Hershiser's most remarkable feat was "The Streak." At the end of August, he became virtually unhittable, pitching 59 scoreless innings to beat Don Drysdale's record of 58 set in 1968. To no one's surprise, Hershiser won the 1988 Cy Young Award, racking up a 23-8 season, 2.26 ERA, 15 complete games, and eight shutouts.
It was a surprise, though, that Los Angeles won the West, 7 games ahead of the Reds. Although Cincinnati was good -- Danny Jackson led the league with 23 wins, Tom Browning had a perfect game against Los Angeles on September 16, and the team had a division-topping 122 homers -- they weren't good enough.
Dodger manager Tommy Lasorda coaxed clutch performances from Mike Marshall (20 homer, 82 RBI), Steve Sax (.277 average, 42 stolen bases), and ex-Tiger Kirk Gibson. A wide receiver in college at Michigan State, Gibson was named 1988 National League Most Valuable Player -- only the third player to win the award who didn't bat .300 (he averaged .290), hit 30 homers (he belted 25), or drive in 100 runs (he totaled 76).
New York's Darryl Strawberry, many opined, was more deserving of the title. Strawberry led the league with 39 homers and had 101 RBI, as New York won 100 ball games, 15 better than the second-place Pirates. The quietest left fielder in baseball, Kevin McReynolds let his bat do the talking, hitting .288 with 27 round-trippers and 99 RBI. Minor league sensation Gregg Jefferies joined the club in September to hit a sizzling .321.
The man in the American League that everyone was talking about was circuit MVP Jose Canseco, the first man in baseball history to hit 40 homers and steal 40 bases in a single season. Leading Oakland to its first pennant since 1974, the 6'3", 220-pound slugger terrorized the opposition with his major league-best 42 homers, 124 RBI, and .307 batting average.
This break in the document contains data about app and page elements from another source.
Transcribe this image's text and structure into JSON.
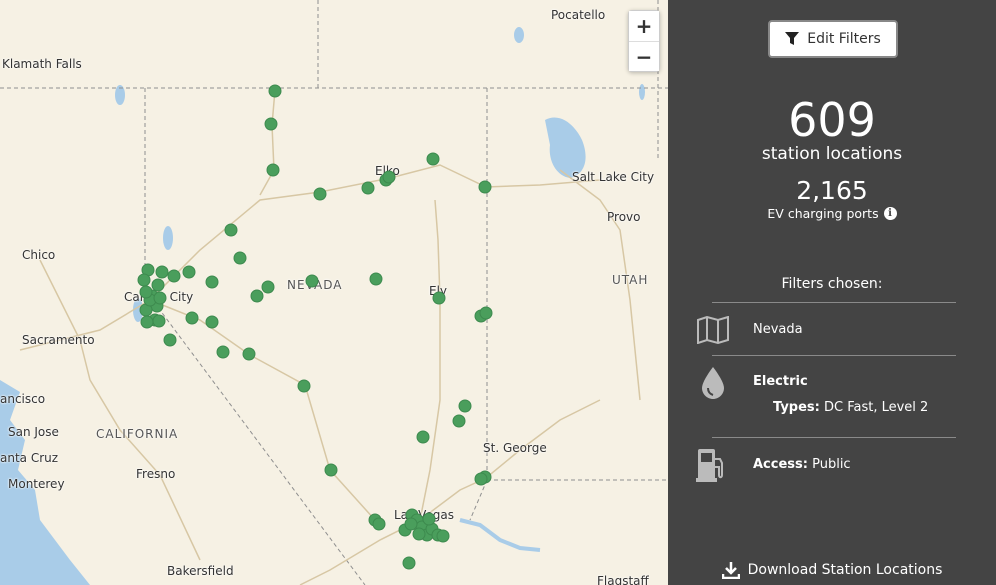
{
  "map": {
    "zoom_in_label": "+",
    "zoom_out_label": "−",
    "marker_color": "#4a9e5c",
    "place_labels": [
      {
        "id": "pocatello",
        "text": "Pocatello"
      },
      {
        "id": "klamath",
        "text": "Klamath Falls"
      },
      {
        "id": "elko",
        "text": "Elko"
      },
      {
        "id": "slc",
        "text": "Salt Lake City"
      },
      {
        "id": "provo",
        "text": "Provo"
      },
      {
        "id": "chico",
        "text": "Chico"
      },
      {
        "id": "nevada",
        "text": "NEVADA"
      },
      {
        "id": "carson",
        "text": "Carson City"
      },
      {
        "id": "ely",
        "text": "Ely"
      },
      {
        "id": "utah",
        "text": "UTAH"
      },
      {
        "id": "sacramento",
        "text": "Sacramento"
      },
      {
        "id": "sf",
        "text": "ancisco"
      },
      {
        "id": "sanjose",
        "text": "San Jose"
      },
      {
        "id": "california",
        "text": "CALIFORNIA"
      },
      {
        "id": "stgeorge",
        "text": "St. George"
      },
      {
        "id": "santacruz",
        "text": "anta Cruz"
      },
      {
        "id": "fresno",
        "text": "Fresno"
      },
      {
        "id": "monterey",
        "text": "Monterey"
      },
      {
        "id": "lasvegas",
        "text": "Las Vegas"
      },
      {
        "id": "bakersfield",
        "text": "Bakersfield"
      },
      {
        "id": "flagstaff",
        "text": "Flagstaff"
      }
    ]
  },
  "panel": {
    "edit_filters_label": "Edit Filters",
    "station_count": "609",
    "station_label": "station locations",
    "port_count": "2,165",
    "port_label": "EV charging ports",
    "filters_title": "Filters chosen:",
    "state_filter": "Nevada",
    "fuel_label": "Electric",
    "types_label": "Types:",
    "types_value": "DC Fast, Level 2",
    "access_label": "Access:",
    "access_value": "Public",
    "download_label": "Download Station Locations"
  }
}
In the American League East, Boston was going nowhere fast until coach Joe Morgan replaced John McNamara in the middle of July. The Red Sox won 19 of their first 20 contests under Morgan, finishing just 1 game ahead of Sparky Anderson's Tigers. Wade Boggs ignored his off-the-field exploits (a $6 million palimony suit) to lead the league in hitting -- with a .366 average -- for the fourth consecutive season, topping the majors in three of those years. And a 24-year-old outfielder named Mike Greenwell hit like a young Ted Williams, racking up a .325 average, 22 homers, and 119 RBI.
The NLCS was a hard-fought battle. The Dodgers and the Mets alternated victories for the first six contests, with Los Angeles clinching the title in a seventh-game shutout courtesy of Hershiser. The A's swept the Red Sox in the ALCS. Canseco homered in the first, second, and fourth matches and had four RBI.
The 1988 World Series matched the surprising Dodgers against the mighty A's. Game one had one of the most improbable at-bats in World Series history: Trailing 4-3 with one on and two out in the bottom of the ninth, an injured Gibson limped to the plate as a pinch hitter. Gibson nailed a two-run homer over the right-field fence to give Los Angeles a 5-4 win.
The rest of the race belonged to Hershiser, the 1988 World Series MVP. The Bulldog won games two and five as Los Angeles stunned Oakland four games to one.
Find headlines and summaries of major stories from the 1988 baseball season on the next page.